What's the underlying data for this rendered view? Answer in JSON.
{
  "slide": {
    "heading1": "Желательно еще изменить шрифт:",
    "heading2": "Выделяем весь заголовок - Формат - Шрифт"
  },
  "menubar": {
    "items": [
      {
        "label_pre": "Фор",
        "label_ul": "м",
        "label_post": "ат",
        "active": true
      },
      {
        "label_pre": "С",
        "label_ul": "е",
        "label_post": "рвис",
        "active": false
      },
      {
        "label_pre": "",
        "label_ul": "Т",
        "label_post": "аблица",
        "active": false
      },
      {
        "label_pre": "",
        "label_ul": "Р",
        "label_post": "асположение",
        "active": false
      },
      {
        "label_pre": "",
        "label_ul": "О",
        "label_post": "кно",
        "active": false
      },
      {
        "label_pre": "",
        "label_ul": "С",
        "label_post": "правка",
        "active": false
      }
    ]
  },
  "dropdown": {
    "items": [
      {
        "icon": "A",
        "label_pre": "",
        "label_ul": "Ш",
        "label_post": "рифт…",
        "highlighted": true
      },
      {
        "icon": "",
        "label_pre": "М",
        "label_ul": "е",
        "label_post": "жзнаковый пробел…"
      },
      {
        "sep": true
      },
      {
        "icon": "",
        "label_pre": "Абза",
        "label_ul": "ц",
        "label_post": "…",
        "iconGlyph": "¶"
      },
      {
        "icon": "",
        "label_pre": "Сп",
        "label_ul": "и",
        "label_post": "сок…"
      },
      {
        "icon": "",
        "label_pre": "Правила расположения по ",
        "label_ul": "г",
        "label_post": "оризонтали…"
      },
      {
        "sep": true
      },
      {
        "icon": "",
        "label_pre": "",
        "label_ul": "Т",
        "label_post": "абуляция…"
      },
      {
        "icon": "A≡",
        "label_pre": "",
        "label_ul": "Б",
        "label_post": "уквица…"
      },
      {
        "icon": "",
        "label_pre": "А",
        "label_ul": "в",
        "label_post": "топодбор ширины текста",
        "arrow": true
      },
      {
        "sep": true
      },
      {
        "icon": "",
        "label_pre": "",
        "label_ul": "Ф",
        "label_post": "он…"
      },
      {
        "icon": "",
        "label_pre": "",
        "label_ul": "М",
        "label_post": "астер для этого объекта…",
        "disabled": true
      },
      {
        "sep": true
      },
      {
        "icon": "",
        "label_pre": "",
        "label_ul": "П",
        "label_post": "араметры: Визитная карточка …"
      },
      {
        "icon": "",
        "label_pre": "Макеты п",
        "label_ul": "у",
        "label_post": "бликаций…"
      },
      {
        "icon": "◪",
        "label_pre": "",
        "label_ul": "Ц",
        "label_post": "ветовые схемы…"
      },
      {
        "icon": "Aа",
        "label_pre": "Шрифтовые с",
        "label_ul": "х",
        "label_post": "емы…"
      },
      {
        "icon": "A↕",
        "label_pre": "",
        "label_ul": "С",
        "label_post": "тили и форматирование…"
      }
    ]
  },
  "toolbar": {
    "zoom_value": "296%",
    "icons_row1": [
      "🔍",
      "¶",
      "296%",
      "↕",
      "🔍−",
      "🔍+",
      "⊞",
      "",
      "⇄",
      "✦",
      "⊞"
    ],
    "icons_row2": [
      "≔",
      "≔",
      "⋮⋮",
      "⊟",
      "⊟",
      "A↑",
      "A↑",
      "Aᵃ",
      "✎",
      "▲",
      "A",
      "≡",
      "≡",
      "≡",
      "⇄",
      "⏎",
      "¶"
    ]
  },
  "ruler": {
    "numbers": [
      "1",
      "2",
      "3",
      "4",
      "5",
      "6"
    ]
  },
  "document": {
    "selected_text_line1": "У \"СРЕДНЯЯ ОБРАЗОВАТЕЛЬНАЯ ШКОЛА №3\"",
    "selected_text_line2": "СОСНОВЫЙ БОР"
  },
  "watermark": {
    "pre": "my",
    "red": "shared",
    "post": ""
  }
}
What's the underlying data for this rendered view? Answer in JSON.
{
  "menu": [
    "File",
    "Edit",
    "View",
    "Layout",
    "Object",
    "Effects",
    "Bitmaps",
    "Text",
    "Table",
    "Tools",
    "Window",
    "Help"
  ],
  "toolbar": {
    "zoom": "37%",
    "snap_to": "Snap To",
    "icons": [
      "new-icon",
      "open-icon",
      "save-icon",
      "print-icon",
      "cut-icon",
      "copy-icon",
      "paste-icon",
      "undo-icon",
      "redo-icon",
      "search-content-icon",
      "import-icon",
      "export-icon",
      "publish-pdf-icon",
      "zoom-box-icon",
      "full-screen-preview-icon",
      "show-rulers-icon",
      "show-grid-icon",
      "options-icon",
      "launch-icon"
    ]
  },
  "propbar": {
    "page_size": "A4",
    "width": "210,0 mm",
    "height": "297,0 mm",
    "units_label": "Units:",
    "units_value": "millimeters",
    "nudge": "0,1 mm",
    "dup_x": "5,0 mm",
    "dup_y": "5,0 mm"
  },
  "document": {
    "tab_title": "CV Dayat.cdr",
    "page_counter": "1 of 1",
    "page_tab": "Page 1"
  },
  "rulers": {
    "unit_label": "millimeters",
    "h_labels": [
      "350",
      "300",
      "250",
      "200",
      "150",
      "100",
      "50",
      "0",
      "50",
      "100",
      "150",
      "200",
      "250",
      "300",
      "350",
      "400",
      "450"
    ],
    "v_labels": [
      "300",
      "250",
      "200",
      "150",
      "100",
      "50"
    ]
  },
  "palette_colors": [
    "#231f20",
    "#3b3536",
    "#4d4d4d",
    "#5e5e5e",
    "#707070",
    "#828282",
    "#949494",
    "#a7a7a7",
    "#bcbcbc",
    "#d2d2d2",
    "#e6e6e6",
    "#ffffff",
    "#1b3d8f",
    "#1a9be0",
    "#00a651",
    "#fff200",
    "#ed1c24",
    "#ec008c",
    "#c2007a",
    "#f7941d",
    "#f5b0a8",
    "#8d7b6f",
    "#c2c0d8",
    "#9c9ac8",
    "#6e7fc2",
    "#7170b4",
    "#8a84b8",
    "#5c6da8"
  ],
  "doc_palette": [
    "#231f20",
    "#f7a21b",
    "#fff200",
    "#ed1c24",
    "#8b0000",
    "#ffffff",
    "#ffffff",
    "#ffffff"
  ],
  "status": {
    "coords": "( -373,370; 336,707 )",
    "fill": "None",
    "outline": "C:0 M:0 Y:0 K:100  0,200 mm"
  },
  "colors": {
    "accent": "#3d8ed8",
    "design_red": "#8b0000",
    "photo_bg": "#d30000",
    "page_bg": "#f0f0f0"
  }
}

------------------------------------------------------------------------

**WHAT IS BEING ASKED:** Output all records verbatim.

**ANSWER TO THIS EXERCISE:**
What's the underlying data for this rendered view? Answer in JSON.
{
  "slide": {
    "heading1": "Желательно еще изменить шрифт:",
    "heading2": "Выделяем весь заголовок - Формат - Шрифт"
  },
  "menubar": {
    "items": [
      {
        "label_pre": "Фор",
        "label_ul": "м",
        "label_post": "ат",
        "active": true
      },
      {
        "label_pre": "С",
        "label_ul": "е",
        "label_post": "рвис",
        "active": false
      },
      {
        "label_pre": "",
        "label_ul": "Т",
        "label_post": "аблица",
        "active": false
      },
      {
        "label_pre": "",
        "label_ul": "Р",
        "label_post": "асположение",
        "active": false
      },
      {
        "label_pre": "",
        "label_ul": "О",
        "label_post": "кно",
        "active": false
      },
      {
        "label_pre": "",
        "label_ul": "С",
        "label_post": "правка",
        "active": false
      }
    ]
  },
  "dropdown": {
    "items": [
      {
        "icon": "A",
        "label_pre": "",
        "label_ul": "Ш",
        "label_post": "рифт…",
        "highlighted": true
      },
      {
        "icon": "",
        "label_pre": "М",
        "label_ul": "е",
        "label_post": "жзнаковый пробел…"
      },
      {
        "sep": true
      },
      {
        "icon": "",
        "label_pre": "Абза",
        "label_ul": "ц",
        "label_post": "…",
        "iconGlyph": "¶"
      },
      {
        "icon": "",
        "label_pre": "Сп",
        "label_ul": "и",
        "label_post": "сок…"
      },
      {
        "icon": "",
        "label_pre": "Правила расположения по ",
        "label_ul": "г",
        "label_post": "оризонтали…"
      },
      {
        "sep": true
      },
      {
        "icon": "",
        "label_pre": "",
        "label_ul": "Т",
        "label_post": "абуляция…"
      },
      {
        "icon": "A≡",
        "label_pre": "",
        "label_ul": "Б",
        "label_post": "уквица…"
      },
      {
        "icon": "",
        "label_pre": "А",
        "label_ul": "в",
        "label_post": "топодбор ширины текста",
        "arrow": true
      },
      {
        "sep": true
      },
      {
        "icon": "",
        "label_pre": "",
        "label_ul": "Ф",
        "label_post": "он…"
      },
      {
        "icon": "",
        "label_pre": "",
        "label_ul": "М",
        "label_post": "астер для этого объекта…",
        "disabled": true
      },
      {
        "sep": true
      },
      {
        "icon": "",
        "label_pre": "",
        "label_ul": "П",
        "label_post": "араметры: Визитная карточка …"
      },
      {
        "icon": "",
        "label_pre": "Макеты п",
        "label_ul": "у",
        "label_post": "бликаций…"
      },
      {
        "icon": "◪",
        "label_pre": "",
        "label_ul": "Ц",
        "label_post": "ветовые схемы…"
      },
      {
        "icon": "Aа",
        "label_pre": "Шрифтовые с",
        "label_ul": "х",
        "label_post": "емы…"
      },
      {
        "icon": "A↕",
        "label_pre": "",
        "label_ul": "С",
        "label_post": "тили и форматирование…"
      }
    ]
  },
  "toolbar": {
    "zoom_value": "296%",
    "icons_row1": [
      "🔍",
      "¶",
      "296%",
      "↕",
      "🔍−",
      "🔍+",
      "⊞",
      "",
      "⇄",
      "✦",
      "⊞"
    ],
    "icons_row2": [
      "≔",
      "≔",
      "⋮⋮",
      "⊟",
      "⊟",
      "A↑",
      "A↑",
      "Aᵃ",
      "✎",
      "▲",
      "A",
      "≡",
      "≡",
      "≡",
      "⇄",
      "⏎",
      "¶"
    ]
  },
  "ruler": {
    "numbers": [
      "1",
      "2",
      "3",
      "4",
      "5",
      "6"
    ]
  },
  "document": {
    "selected_text_line1": "У \"СРЕДНЯЯ ОБРАЗОВАТЕЛЬНАЯ ШКОЛА №3\"",
    "selected_text_line2": "СОСНОВЫЙ БОР"
  },
  "watermark": {
    "pre": "my",
    "red": "shared",
    "post": ""
  }
}
What's the underlying data for this rendered view? Answer in JSON.
{
  "menu": [
    "File",
    "Edit",
    "View",
    "Layout",
    "Object",
    "Effects",
    "Bitmaps",
    "Text",
    "Table",
    "Tools",
    "Window",
    "Help"
  ],
  "toolbar": {
    "zoom": "37%",
    "snap_to": "Snap To",
    "icons": [
      "new-icon",
      "open-icon",
      "save-icon",
      "print-icon",
      "cut-icon",
      "copy-icon",
      "paste-icon",
      "undo-icon",
      "redo-icon",
      "search-content-icon",
      "import-icon",
      "export-icon",
      "publish-pdf-icon",
      "zoom-box-icon",
      "full-screen-preview-icon",
      "show-rulers-icon",
      "show-grid-icon",
      "options-icon",
      "launch-icon"
    ]
  },
  "propbar": {
    "page_size": "A4",
    "width": "210,0 mm",
    "height": "297,0 mm",
    "units_label": "Units:",
    "units_value": "millimeters",
    "nudge": "0,1 mm",
    "dup_x": "5,0 mm",
    "dup_y": "5,0 mm"
  },
  "document": {
    "tab_title": "CV Dayat.cdr",
    "page_counter": "1 of 1",
    "page_tab": "Page 1"
  },
  "rulers": {
    "unit_label": "millimeters",
    "h_labels": [
      "350",
      "300",
      "250",
      "200",
      "150",
      "100",
      "50",
      "0",
      "50",
      "100",
      "150",
      "200",
      "250",
      "300",
      "350",
      "400",
      "450"
    ],
    "v_labels": [
      "300",
      "250",
      "200",
      "150",
      "100",
      "50"
    ]
  },
  "palette_colors": [
    "#231f20",
    "#3b3536",
    "#4d4d4d",
    "#5e5e5e",
    "#707070",
    "#828282",
    "#949494",
    "#a7a7a7",
    "#bcbcbc",
    "#d2d2d2",
    "#e6e6e6",
    "#ffffff",
    "#1b3d8f",
    "#1a9be0",
    "#00a651",
    "#fff200",
    "#ed1c24",
    "#ec008c",
    "#c2007a",
    "#f7941d",
    "#f5b0a8",
    "#8d7b6f",
    "#c2c0d8",
    "#9c9ac8",
    "#6e7fc2",
    "#7170b4",
    "#8a84b8",
    "#5c6da8"
  ],
  "doc_palette": [
    "#231f20",
    "#f7a21b",
    "#fff200",
    "#ed1c24",
    "#8b0000",
    "#ffffff",
    "#ffffff",
    "#ffffff"
  ],
  "status": {
    "coords": "( -373,370; 336,707 )",
    "fill": "None",
    "outline": "C:0 M:0 Y:0 K:100  0,200 mm"
  },
  "colors": {
    "accent": "#3d8ed8",
    "design_red": "#8b0000",
    "photo_bg": "#d30000",
    "page_bg": "#f0f0f0"
  }
}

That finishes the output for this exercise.